President says these two factors are responsible for region’s economic turmoil.
PRESIDENT Suharto has blamed currency speculators and the El Nino climatic phenomenon for the region’s recent economic turbulence.
The two had brought “economic and social damage” to Indonesia and other Asian countries, he said at the closing of the 103rd conference of the Organisation of Petroleum Exporting Countries here on Monday.
Directing a broadside at currency speculators in particular, he said that the “hard work and sacrifices of countries over several decades are being wiped out overnight” by their trading activities.
He said: “Currency trading, which brings huge profits to traders, can cause tremendous losses to nations.
“Most countries would be susceptible to such attacks as most currencies had been transformed into a commodity, and were not a mere medium of exchange.”
Mr Suharto’s comments follow on the heels of those of Malaysian Prime Minister Mahathir Mohamad, who has lashed out repeatedly at currency speculators for plaguing Asia with a financial crisis.
Over the past few months, the value of the Indonesian, Thai, Filipino and Malaysian currencies crumbled under the assault of speculators.
Mr Suharto stopped short of calling for controls on currency speculation, saying that Indonesia, “with other friendly countries and financial institutions, is taking the appropriate measures to weather the storm”.
The Indonesian government, for example, had attempted to prop up the rupiah and restore confidence with tight liquidity and high interest rates.
It also received a pledge of US$23 billion (S$36.8 billion) from the International Monetary Fund.
Mr Suharto said that economic woes in Indonesia and other countries were compounded by the worst drought to hit Indonesia in 50 years, which was brought about by El Nino.
“This has been the main factor for the forest fires in several regions causing social and economic losses not only for Indonesia, but also for our neighbouring countries,” he said.
He touched on the same point again yesterday at a conference at the Institute of Technology in Bandung, underscoring the point that the dry season was responsible for the fires.

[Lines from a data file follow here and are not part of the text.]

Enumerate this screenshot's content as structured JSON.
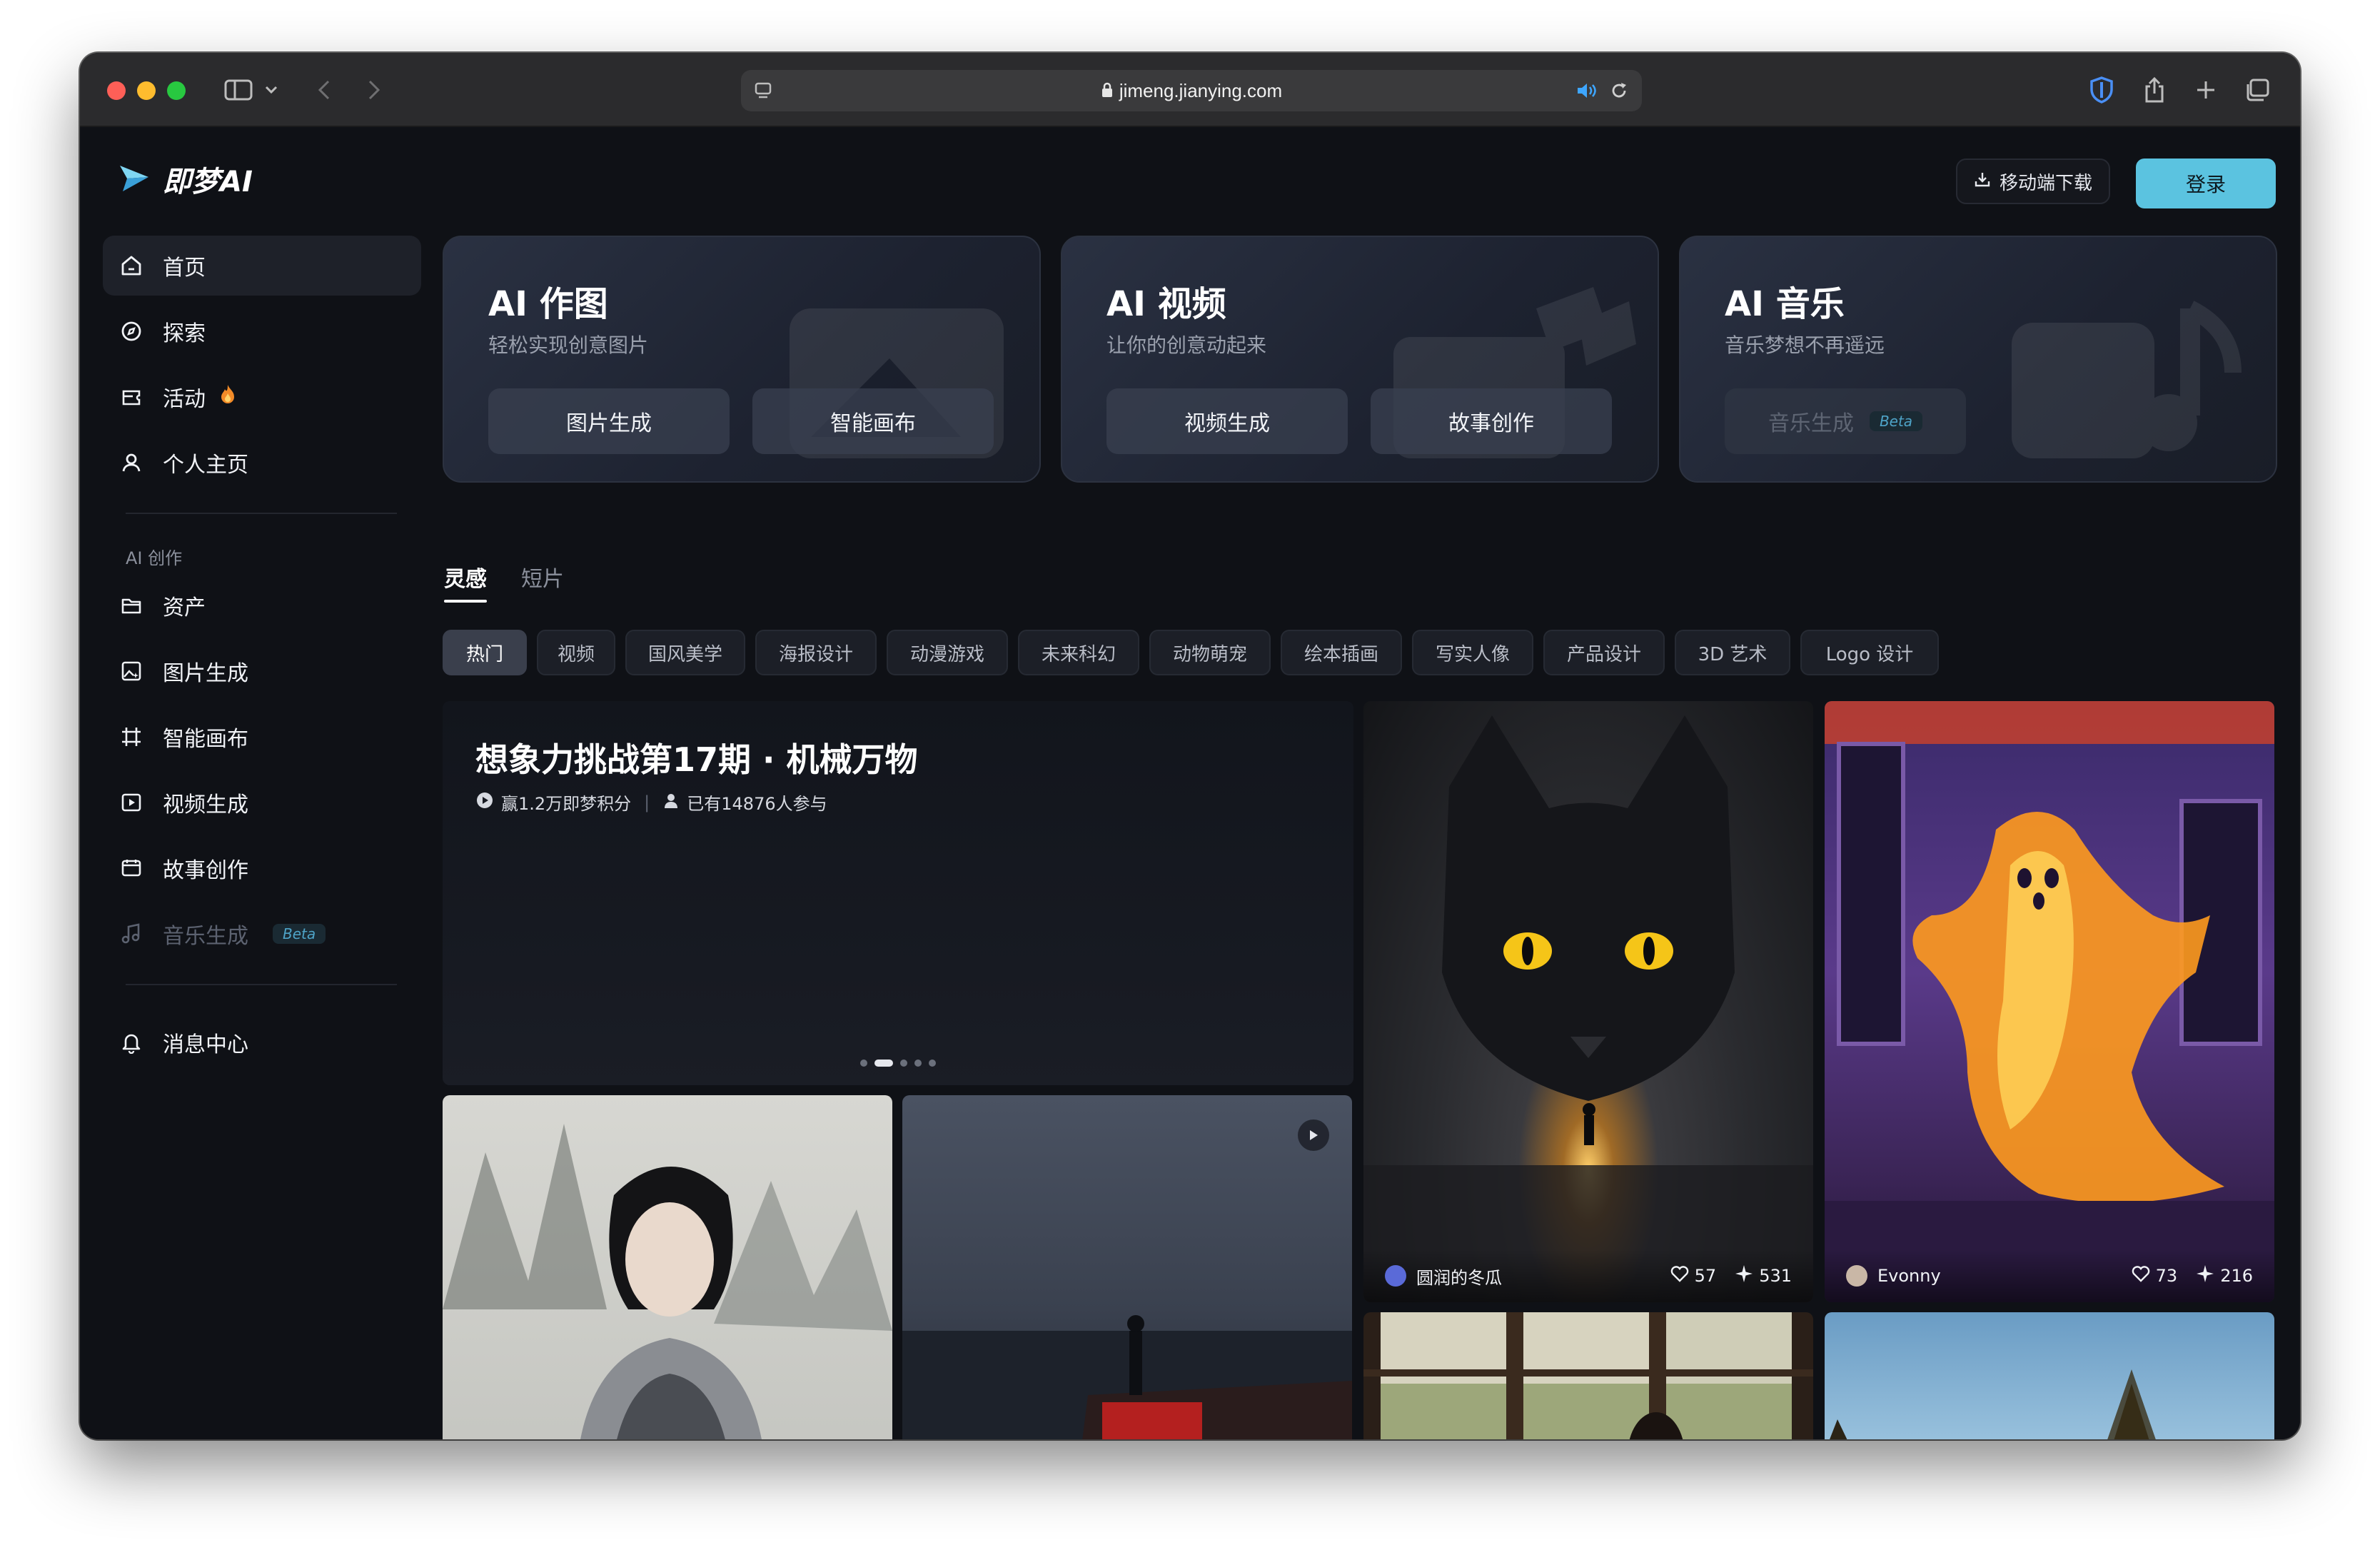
{
  "browser": {
    "url": "jimeng.jianying.com"
  },
  "logo": {
    "text": "即梦AI"
  },
  "sidebar": {
    "items": [
      {
        "label": "首页",
        "icon": "home-icon",
        "active": true
      },
      {
        "label": "探索",
        "icon": "compass-icon"
      },
      {
        "label": "活动",
        "icon": "activity-icon",
        "badge_icon": "fire-icon"
      },
      {
        "label": "个人主页",
        "icon": "user-icon"
      }
    ],
    "section_label": "AI 创作",
    "create_items": [
      {
        "label": "资产",
        "icon": "folder-icon"
      },
      {
        "label": "图片生成",
        "icon": "image-gen-icon"
      },
      {
        "label": "智能画布",
        "icon": "canvas-icon"
      },
      {
        "label": "视频生成",
        "icon": "video-gen-icon"
      },
      {
        "label": "故事创作",
        "icon": "story-icon"
      },
      {
        "label": "音乐生成",
        "icon": "music-icon",
        "badge": "Beta",
        "disabled": true
      }
    ],
    "message_center": {
      "label": "消息中心",
      "icon": "bell-icon"
    }
  },
  "header": {
    "download_label": "移动端下载",
    "login_label": "登录"
  },
  "cards": [
    {
      "title": "AI 作图",
      "subtitle": "轻松实现创意图片",
      "buttons": [
        "图片生成",
        "智能画布"
      ]
    },
    {
      "title": "AI 视频",
      "subtitle": "让你的创意动起来",
      "buttons": [
        "视频生成",
        "故事创作"
      ]
    },
    {
      "title": "AI 音乐",
      "subtitle": "音乐梦想不再遥远",
      "button": "音乐生成",
      "badge": "Beta"
    }
  ],
  "tabs": [
    "灵感",
    "短片"
  ],
  "chips": [
    "热门",
    "视频",
    "国风美学",
    "海报设计",
    "动漫游戏",
    "未来科幻",
    "动物萌宠",
    "绘本插画",
    "写实人像",
    "产品设计",
    "3D 艺术",
    "Logo 设计"
  ],
  "banner": {
    "title": "想象力挑战第17期 · 机械万物",
    "reward": "赢1.2万即梦积分",
    "participants": "已有14876人参与",
    "dot_count": 5,
    "active_dot": 1
  },
  "gallery": [
    {
      "author": "圆润的冬瓜",
      "likes": "57",
      "remixes": "531"
    },
    {
      "author": "Evonny",
      "likes": "73",
      "remixes": "216"
    }
  ],
  "colors": {
    "background": "#0f1116",
    "accent": "#5bc3e0",
    "card": "#222839",
    "beta": "#4ea3c7"
  }
}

El Nino is a climatic phenomenon which sucks moisture from the western side of the Pacific Ocean, disrupting normal weather patterns and inducing prolonged dry spells.